Prosecutors in California are investigating accusations that dozens of students paid hundreds of dollars to have grades changed at a Bay Area community college, college officials say.
These 13 universities were targeted in the fourth wave of pre-litigation letters from the RIAA. The letters, sent to these universities last week, are a new tactic in the RIAA's anti-piracy campaign and offer students a chance to settle at a reduced fee while avoiding civil action.
The results of the undergraduate summer housing lottery were released this past Tuesday, with over 96 percent of students who applied for summer housing receiving their first choice of dormitory. In all, 685 students applied for summer housing, with 35 cancelling so far. Last year, 750 people applied for the lottery.
An election to choose the eleven student members of the Coop’s board of directors was declared void by its stockholders, and a new election scheduled, after it emerged that a candidate had voted using the credentials of several of her supporters, with their consent. As the second election’s closing date loomed, it remained unclear whether the vote tally would reach the minimum number required for student input to be counted. It was additionally unclear whether the Coop’s governing body had nominated as many MIT students as it is required to.
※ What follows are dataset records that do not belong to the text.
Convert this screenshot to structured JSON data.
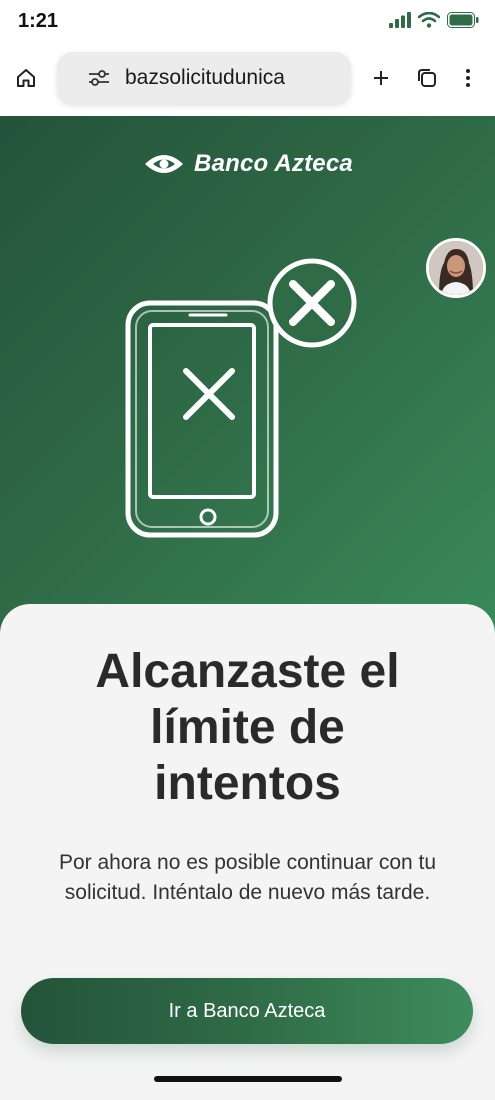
{
  "status_bar": {
    "time": "1:21",
    "icons": [
      "signal-icon",
      "wifi-icon",
      "battery-icon"
    ]
  },
  "browser": {
    "url": "bazsolicitudunica",
    "icons": [
      "home-icon",
      "tune-icon",
      "plus-icon",
      "tabs-icon",
      "more-icon"
    ]
  },
  "hero": {
    "brand": "Banco Azteca",
    "brand_color": "#ffffff",
    "gradient": [
      "#24533a",
      "#3a8a5a"
    ]
  },
  "message": {
    "title_lines": [
      "Alcanzaste el",
      "límite de",
      "intentos"
    ],
    "body_lines": [
      "Por ahora no es posible continuar con tu",
      "solicitud. Inténtalo de nuevo más tarde."
    ]
  },
  "cta": {
    "label": "Ir a Banco Azteca"
  }
}
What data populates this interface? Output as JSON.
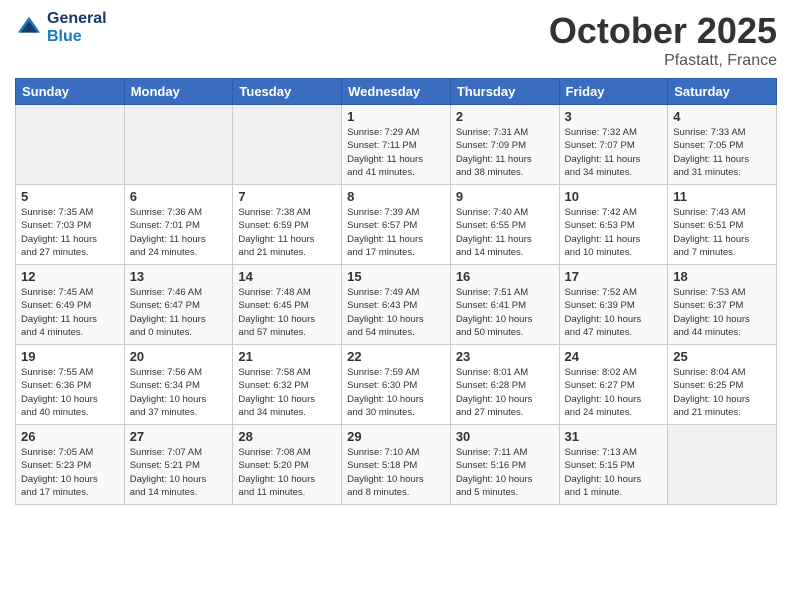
{
  "header": {
    "logo_line1": "General",
    "logo_line2": "Blue",
    "month": "October 2025",
    "location": "Pfastatt, France"
  },
  "days_of_week": [
    "Sunday",
    "Monday",
    "Tuesday",
    "Wednesday",
    "Thursday",
    "Friday",
    "Saturday"
  ],
  "weeks": [
    [
      {
        "day": "",
        "info": ""
      },
      {
        "day": "",
        "info": ""
      },
      {
        "day": "",
        "info": ""
      },
      {
        "day": "1",
        "info": "Sunrise: 7:29 AM\nSunset: 7:11 PM\nDaylight: 11 hours\nand 41 minutes."
      },
      {
        "day": "2",
        "info": "Sunrise: 7:31 AM\nSunset: 7:09 PM\nDaylight: 11 hours\nand 38 minutes."
      },
      {
        "day": "3",
        "info": "Sunrise: 7:32 AM\nSunset: 7:07 PM\nDaylight: 11 hours\nand 34 minutes."
      },
      {
        "day": "4",
        "info": "Sunrise: 7:33 AM\nSunset: 7:05 PM\nDaylight: 11 hours\nand 31 minutes."
      }
    ],
    [
      {
        "day": "5",
        "info": "Sunrise: 7:35 AM\nSunset: 7:03 PM\nDaylight: 11 hours\nand 27 minutes."
      },
      {
        "day": "6",
        "info": "Sunrise: 7:36 AM\nSunset: 7:01 PM\nDaylight: 11 hours\nand 24 minutes."
      },
      {
        "day": "7",
        "info": "Sunrise: 7:38 AM\nSunset: 6:59 PM\nDaylight: 11 hours\nand 21 minutes."
      },
      {
        "day": "8",
        "info": "Sunrise: 7:39 AM\nSunset: 6:57 PM\nDaylight: 11 hours\nand 17 minutes."
      },
      {
        "day": "9",
        "info": "Sunrise: 7:40 AM\nSunset: 6:55 PM\nDaylight: 11 hours\nand 14 minutes."
      },
      {
        "day": "10",
        "info": "Sunrise: 7:42 AM\nSunset: 6:53 PM\nDaylight: 11 hours\nand 10 minutes."
      },
      {
        "day": "11",
        "info": "Sunrise: 7:43 AM\nSunset: 6:51 PM\nDaylight: 11 hours\nand 7 minutes."
      }
    ],
    [
      {
        "day": "12",
        "info": "Sunrise: 7:45 AM\nSunset: 6:49 PM\nDaylight: 11 hours\nand 4 minutes."
      },
      {
        "day": "13",
        "info": "Sunrise: 7:46 AM\nSunset: 6:47 PM\nDaylight: 11 hours\nand 0 minutes."
      },
      {
        "day": "14",
        "info": "Sunrise: 7:48 AM\nSunset: 6:45 PM\nDaylight: 10 hours\nand 57 minutes."
      },
      {
        "day": "15",
        "info": "Sunrise: 7:49 AM\nSunset: 6:43 PM\nDaylight: 10 hours\nand 54 minutes."
      },
      {
        "day": "16",
        "info": "Sunrise: 7:51 AM\nSunset: 6:41 PM\nDaylight: 10 hours\nand 50 minutes."
      },
      {
        "day": "17",
        "info": "Sunrise: 7:52 AM\nSunset: 6:39 PM\nDaylight: 10 hours\nand 47 minutes."
      },
      {
        "day": "18",
        "info": "Sunrise: 7:53 AM\nSunset: 6:37 PM\nDaylight: 10 hours\nand 44 minutes."
      }
    ],
    [
      {
        "day": "19",
        "info": "Sunrise: 7:55 AM\nSunset: 6:36 PM\nDaylight: 10 hours\nand 40 minutes."
      },
      {
        "day": "20",
        "info": "Sunrise: 7:56 AM\nSunset: 6:34 PM\nDaylight: 10 hours\nand 37 minutes."
      },
      {
        "day": "21",
        "info": "Sunrise: 7:58 AM\nSunset: 6:32 PM\nDaylight: 10 hours\nand 34 minutes."
      },
      {
        "day": "22",
        "info": "Sunrise: 7:59 AM\nSunset: 6:30 PM\nDaylight: 10 hours\nand 30 minutes."
      },
      {
        "day": "23",
        "info": "Sunrise: 8:01 AM\nSunset: 6:28 PM\nDaylight: 10 hours\nand 27 minutes."
      },
      {
        "day": "24",
        "info": "Sunrise: 8:02 AM\nSunset: 6:27 PM\nDaylight: 10 hours\nand 24 minutes."
      },
      {
        "day": "25",
        "info": "Sunrise: 8:04 AM\nSunset: 6:25 PM\nDaylight: 10 hours\nand 21 minutes."
      }
    ],
    [
      {
        "day": "26",
        "info": "Sunrise: 7:05 AM\nSunset: 5:23 PM\nDaylight: 10 hours\nand 17 minutes."
      },
      {
        "day": "27",
        "info": "Sunrise: 7:07 AM\nSunset: 5:21 PM\nDaylight: 10 hours\nand 14 minutes."
      },
      {
        "day": "28",
        "info": "Sunrise: 7:08 AM\nSunset: 5:20 PM\nDaylight: 10 hours\nand 11 minutes."
      },
      {
        "day": "29",
        "info": "Sunrise: 7:10 AM\nSunset: 5:18 PM\nDaylight: 10 hours\nand 8 minutes."
      },
      {
        "day": "30",
        "info": "Sunrise: 7:11 AM\nSunset: 5:16 PM\nDaylight: 10 hours\nand 5 minutes."
      },
      {
        "day": "31",
        "info": "Sunrise: 7:13 AM\nSunset: 5:15 PM\nDaylight: 10 hours\nand 1 minute."
      },
      {
        "day": "",
        "info": ""
      }
    ]
  ]
}
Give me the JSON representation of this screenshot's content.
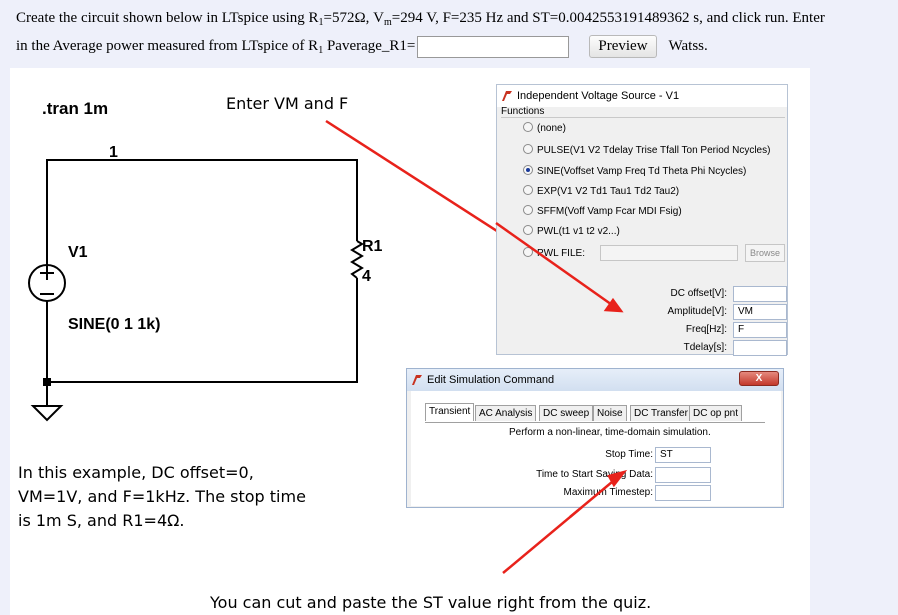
{
  "question": {
    "part1": "Create the circuit shown below in LTspice  using R",
    "sub1": "1",
    "part2": "=572Ω, V",
    "sub2": "m",
    "part3": "=294 V, F=235 Hz and ST=0.0042553191489362 s, and click run. Enter",
    "part4": "in the Average power measured from LTspice  of  R",
    "sub3": "1",
    "part5": " Paverage_R1=",
    "answer_value": "",
    "preview_label": "Preview",
    "unit": "Watss."
  },
  "schematic": {
    "tran": ".tran 1m",
    "node": "1",
    "source_name": "V1",
    "source_value": "SINE(0 1 1k)",
    "resistor_name": "R1",
    "resistor_value": "4",
    "note_enter": "Enter VM and F",
    "note_example_1": "In this example, DC offset=0,",
    "note_example_2": "VM=1V, and F=1kHz. The stop time",
    "note_example_3": "is 1m S, and R1=4Ω.",
    "note_paste": "You can cut and paste the ST value right from the quiz."
  },
  "source_dialog": {
    "title": "Independent Voltage Source - V1",
    "group_label": "Functions",
    "options": [
      "(none)",
      "PULSE(V1 V2 Tdelay Trise Tfall Ton Period Ncycles)",
      "SINE(Voffset Vamp Freq Td Theta Phi Ncycles)",
      "EXP(V1 V2 Td1 Tau1 Td2 Tau2)",
      "SFFM(Voff Vamp Fcar MDI Fsig)",
      "PWL(t1 v1 t2 v2...)",
      "PWL FILE:"
    ],
    "browse_label": "Browse",
    "fields": [
      {
        "label": "DC offset[V]:",
        "value": ""
      },
      {
        "label": "Amplitude[V]:",
        "value": "VM"
      },
      {
        "label": "Freq[Hz]:",
        "value": "F"
      },
      {
        "label": "Tdelay[s]:",
        "value": ""
      }
    ]
  },
  "sim_dialog": {
    "title": "Edit Simulation Command",
    "close_label": "X",
    "tabs": [
      "Transient",
      "AC Analysis",
      "DC sweep",
      "Noise",
      "DC Transfer",
      "DC op pnt"
    ],
    "description": "Perform a non-linear, time-domain simulation.",
    "fields": [
      {
        "label": "Stop Time:",
        "value": "ST"
      },
      {
        "label": "Time to Start Saving Data:",
        "value": ""
      },
      {
        "label": "Maximum Timestep:",
        "value": ""
      }
    ]
  },
  "colors": {
    "arrow": "#e8221b",
    "wire": "#000000",
    "dialog_bg": "#f0f0f0",
    "dialog_title_bg": "#dbe6f4",
    "close_button": "#c9473a"
  }
}
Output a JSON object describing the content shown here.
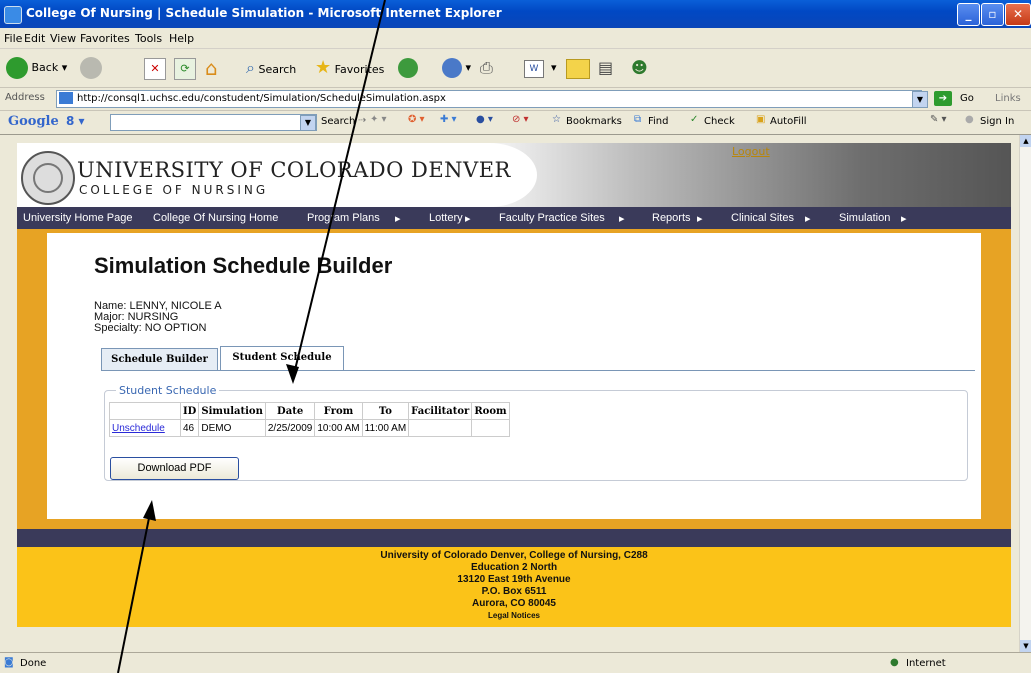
{
  "window": {
    "title": "College Of Nursing | Schedule Simulation - Microsoft Internet Explorer",
    "min": "_",
    "max": "▫",
    "close": "✕"
  },
  "menu": [
    "File",
    "Edit",
    "View",
    "Favorites",
    "Tools",
    "Help"
  ],
  "toolbar": {
    "back": "Back",
    "search": "Search",
    "favorites": "Favorites"
  },
  "address": {
    "label": "Address",
    "url": "http://consql1.uchsc.edu/constudent/Simulation/ScheduleSimulation.aspx",
    "go": "Go",
    "links": "Links"
  },
  "google_bar": {
    "logo": "Google",
    "search": "Search",
    "bookmarks": "Bookmarks",
    "find": "Find",
    "check": "Check",
    "autofill": "AutoFill",
    "signin": "Sign In"
  },
  "site": {
    "university": "UNIVERSITY OF COLORADO DENVER",
    "college": "COLLEGE OF NURSING",
    "logout": "Logout"
  },
  "nav": [
    "University Home Page",
    "College Of Nursing Home",
    "Program Plans",
    "Lottery",
    "Faculty Practice Sites",
    "Reports",
    "Clinical Sites",
    "Simulation"
  ],
  "main": {
    "heading": "Simulation Schedule Builder",
    "name_line": "Name: LENNY, NICOLE A",
    "major_line": "Major: NURSING",
    "specialty_line": "Specialty: NO OPTION",
    "tabs": [
      "Schedule Builder",
      "Student Schedule"
    ],
    "active_tab": "Student Schedule",
    "section_title": "Student Schedule",
    "table": {
      "headers": [
        "",
        "ID",
        "Simulation",
        "Date",
        "From",
        "To",
        "Facilitator",
        "Room"
      ],
      "rows": [
        [
          "Unschedule",
          "46",
          "DEMO",
          "2/25/2009",
          "10:00 AM",
          "11:00 AM",
          "",
          ""
        ]
      ]
    },
    "download_button": "Download PDF"
  },
  "footer": {
    "line1": "University of Colorado Denver, College of Nursing, C288",
    "line2": "Education 2 North",
    "line3": "13120 East 19th Avenue",
    "line4": "P.O. Box 6511",
    "line5": "Aurora, CO 80045",
    "legal": "Legal Notices"
  },
  "status": {
    "text": "Done",
    "zone": "Internet"
  }
}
This summer, for the first time, the Department of Athletics, Physical Education, and Recreation will charge students a $40 access fee to use its facilities. The new fee was listed in DAPER’s IAP/Spring Recreation Program Guide, published in January, but no attention was called to the change.
In early April, I sat down for a leisurely and candid conversation with Massachusetts Congressman John F. Tierney (D) in his Salem, Mass. office. Although our talk touched on topics as diverse as Afghanistan, Pakistan, and the presidential candidates, students might breathe a sigh of relief when they hear that Tierney has plans to make college more affordable.
Since the completion of the human genome project, biologists have been fanning out to study the genetics of virtually every imaginable life form: armadillo, potato, slime mold, various fungi, and many, many others. To this list, Harvard biologist Gary Ruvkun would like to add extraterrestrial life.
A small crowd of about 25 students attended the Dormitory Council elections meeting that selected Sarah C. Hopp ’08 and James T. Albrecht ’08 as president and executive vice president, respectively. The meeting was held last night at the East Campus Talbot lounge. Six other DormCon positions were also selected during the meeting (see the table on page 14 for final results). Bexley Hall and Next House were not represented at the elections.
Offices at MIT currently pay Information Services & Technology about $200 a year for each telephone or computer network address. Starting this July, these fees will be eliminated in favor of a charge to departments based on number of employees. Offices will be able to add more phone lines and computers without increasing their monthly costs.
The number of students returning to campus early this fall may increase, as part of a proposal between Dormitory Council, the Undergraduate Association, and MIT Housing to further participation of upperclassmen in Residence Exploration and freshman Orientation activities.